From the records below, determine the number of lines containing "系统管理". Output that number alone.

◆ **Extracted information**:
----

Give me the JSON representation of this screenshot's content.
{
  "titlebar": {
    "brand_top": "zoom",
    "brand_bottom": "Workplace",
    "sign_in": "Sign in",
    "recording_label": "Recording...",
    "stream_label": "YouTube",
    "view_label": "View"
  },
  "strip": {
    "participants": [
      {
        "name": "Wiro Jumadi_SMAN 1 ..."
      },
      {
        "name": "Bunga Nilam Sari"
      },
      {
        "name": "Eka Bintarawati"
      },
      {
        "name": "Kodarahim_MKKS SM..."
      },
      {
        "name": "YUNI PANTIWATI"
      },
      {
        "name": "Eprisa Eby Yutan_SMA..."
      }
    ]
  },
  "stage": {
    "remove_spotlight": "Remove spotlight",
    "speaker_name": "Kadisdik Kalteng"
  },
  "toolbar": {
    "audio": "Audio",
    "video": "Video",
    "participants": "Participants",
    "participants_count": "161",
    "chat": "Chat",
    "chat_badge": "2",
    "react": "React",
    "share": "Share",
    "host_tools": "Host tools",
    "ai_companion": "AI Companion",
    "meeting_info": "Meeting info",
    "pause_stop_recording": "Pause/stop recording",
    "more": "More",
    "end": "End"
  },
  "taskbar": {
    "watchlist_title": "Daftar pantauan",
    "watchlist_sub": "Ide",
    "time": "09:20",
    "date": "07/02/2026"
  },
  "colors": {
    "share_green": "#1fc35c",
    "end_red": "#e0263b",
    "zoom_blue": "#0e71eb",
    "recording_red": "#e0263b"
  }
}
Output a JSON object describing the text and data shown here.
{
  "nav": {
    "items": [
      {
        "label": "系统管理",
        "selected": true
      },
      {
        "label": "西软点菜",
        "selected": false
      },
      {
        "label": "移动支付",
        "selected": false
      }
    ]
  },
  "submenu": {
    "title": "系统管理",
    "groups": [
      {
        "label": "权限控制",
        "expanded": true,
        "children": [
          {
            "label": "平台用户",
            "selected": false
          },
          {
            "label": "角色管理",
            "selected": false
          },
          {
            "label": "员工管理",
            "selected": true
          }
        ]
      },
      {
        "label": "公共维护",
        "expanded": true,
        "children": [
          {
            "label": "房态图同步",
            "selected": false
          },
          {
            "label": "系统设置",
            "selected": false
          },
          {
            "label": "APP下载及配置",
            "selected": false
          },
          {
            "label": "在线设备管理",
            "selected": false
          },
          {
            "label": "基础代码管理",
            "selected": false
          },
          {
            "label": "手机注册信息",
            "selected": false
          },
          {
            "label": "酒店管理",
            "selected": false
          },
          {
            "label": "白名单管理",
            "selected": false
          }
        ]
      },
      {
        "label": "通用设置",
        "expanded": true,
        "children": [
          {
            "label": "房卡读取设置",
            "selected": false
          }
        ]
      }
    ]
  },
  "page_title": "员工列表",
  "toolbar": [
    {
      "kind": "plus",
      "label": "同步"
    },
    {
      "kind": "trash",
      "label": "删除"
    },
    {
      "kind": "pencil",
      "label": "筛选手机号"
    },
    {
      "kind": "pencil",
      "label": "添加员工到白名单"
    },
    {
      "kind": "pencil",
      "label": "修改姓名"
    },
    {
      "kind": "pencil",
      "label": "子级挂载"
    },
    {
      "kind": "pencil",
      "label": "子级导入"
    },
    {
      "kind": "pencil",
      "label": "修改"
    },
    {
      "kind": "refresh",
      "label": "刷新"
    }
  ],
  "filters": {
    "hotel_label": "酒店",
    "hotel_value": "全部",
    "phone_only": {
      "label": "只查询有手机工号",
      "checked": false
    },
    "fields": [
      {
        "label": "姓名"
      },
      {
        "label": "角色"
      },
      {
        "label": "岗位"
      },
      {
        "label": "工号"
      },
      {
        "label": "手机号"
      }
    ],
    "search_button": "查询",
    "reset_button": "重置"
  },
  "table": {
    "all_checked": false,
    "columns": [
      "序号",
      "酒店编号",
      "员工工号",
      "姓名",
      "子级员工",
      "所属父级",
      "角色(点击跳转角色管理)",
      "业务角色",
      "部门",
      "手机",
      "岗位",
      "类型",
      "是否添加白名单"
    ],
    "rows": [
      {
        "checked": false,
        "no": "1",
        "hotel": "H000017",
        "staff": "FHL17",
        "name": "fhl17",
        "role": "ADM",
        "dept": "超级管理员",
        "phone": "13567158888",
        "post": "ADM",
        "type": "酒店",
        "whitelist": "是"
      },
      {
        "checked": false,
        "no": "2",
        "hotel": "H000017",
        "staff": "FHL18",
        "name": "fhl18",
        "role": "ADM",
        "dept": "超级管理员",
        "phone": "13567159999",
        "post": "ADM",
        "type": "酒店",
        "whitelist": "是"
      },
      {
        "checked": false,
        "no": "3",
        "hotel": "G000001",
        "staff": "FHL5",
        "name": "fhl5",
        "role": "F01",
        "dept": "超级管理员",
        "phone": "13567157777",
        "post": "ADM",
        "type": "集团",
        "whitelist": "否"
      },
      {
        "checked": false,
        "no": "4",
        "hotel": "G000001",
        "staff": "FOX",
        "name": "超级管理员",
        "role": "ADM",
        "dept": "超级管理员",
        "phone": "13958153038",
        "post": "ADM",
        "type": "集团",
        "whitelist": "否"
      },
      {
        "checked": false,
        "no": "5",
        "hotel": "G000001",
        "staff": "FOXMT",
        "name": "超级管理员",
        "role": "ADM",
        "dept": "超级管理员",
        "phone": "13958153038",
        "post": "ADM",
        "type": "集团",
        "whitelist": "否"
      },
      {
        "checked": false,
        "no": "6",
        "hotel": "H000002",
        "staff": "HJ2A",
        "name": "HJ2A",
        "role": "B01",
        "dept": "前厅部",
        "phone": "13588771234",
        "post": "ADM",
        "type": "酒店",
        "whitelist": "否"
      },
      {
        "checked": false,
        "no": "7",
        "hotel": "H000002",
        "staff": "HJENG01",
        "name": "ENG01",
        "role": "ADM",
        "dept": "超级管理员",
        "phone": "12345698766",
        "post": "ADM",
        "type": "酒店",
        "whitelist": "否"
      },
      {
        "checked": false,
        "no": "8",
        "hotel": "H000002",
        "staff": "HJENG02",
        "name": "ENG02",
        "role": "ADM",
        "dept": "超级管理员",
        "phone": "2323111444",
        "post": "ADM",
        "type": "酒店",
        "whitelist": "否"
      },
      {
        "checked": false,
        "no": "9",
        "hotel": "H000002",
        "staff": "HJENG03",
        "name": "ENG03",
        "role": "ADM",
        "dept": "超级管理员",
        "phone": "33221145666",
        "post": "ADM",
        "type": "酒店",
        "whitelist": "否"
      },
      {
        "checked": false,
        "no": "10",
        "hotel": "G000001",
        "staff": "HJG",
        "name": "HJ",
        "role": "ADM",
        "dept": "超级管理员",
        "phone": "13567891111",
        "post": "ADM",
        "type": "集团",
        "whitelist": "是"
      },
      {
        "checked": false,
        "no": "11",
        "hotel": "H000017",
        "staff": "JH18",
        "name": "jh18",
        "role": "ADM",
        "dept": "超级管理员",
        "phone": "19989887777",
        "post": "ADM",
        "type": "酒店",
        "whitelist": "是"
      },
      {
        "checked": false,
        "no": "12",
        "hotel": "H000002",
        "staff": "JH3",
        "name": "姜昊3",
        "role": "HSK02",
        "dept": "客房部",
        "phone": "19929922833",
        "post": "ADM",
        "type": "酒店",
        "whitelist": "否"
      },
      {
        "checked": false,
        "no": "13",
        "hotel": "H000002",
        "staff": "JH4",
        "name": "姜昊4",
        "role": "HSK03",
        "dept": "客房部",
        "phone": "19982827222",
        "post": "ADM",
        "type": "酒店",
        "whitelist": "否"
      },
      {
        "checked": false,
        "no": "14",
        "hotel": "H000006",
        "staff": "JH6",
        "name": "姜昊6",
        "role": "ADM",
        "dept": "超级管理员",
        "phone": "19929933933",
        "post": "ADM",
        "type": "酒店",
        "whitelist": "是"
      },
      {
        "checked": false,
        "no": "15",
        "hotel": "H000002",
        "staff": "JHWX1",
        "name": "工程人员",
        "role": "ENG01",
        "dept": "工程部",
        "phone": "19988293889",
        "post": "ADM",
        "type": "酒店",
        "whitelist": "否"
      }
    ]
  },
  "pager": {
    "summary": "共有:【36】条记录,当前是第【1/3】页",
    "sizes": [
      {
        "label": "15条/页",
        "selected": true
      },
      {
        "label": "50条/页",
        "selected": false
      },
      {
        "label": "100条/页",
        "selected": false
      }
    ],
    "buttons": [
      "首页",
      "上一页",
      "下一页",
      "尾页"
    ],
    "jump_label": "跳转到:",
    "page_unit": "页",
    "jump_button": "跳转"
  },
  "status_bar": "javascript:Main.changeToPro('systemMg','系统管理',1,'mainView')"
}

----

◆ **Result**:
3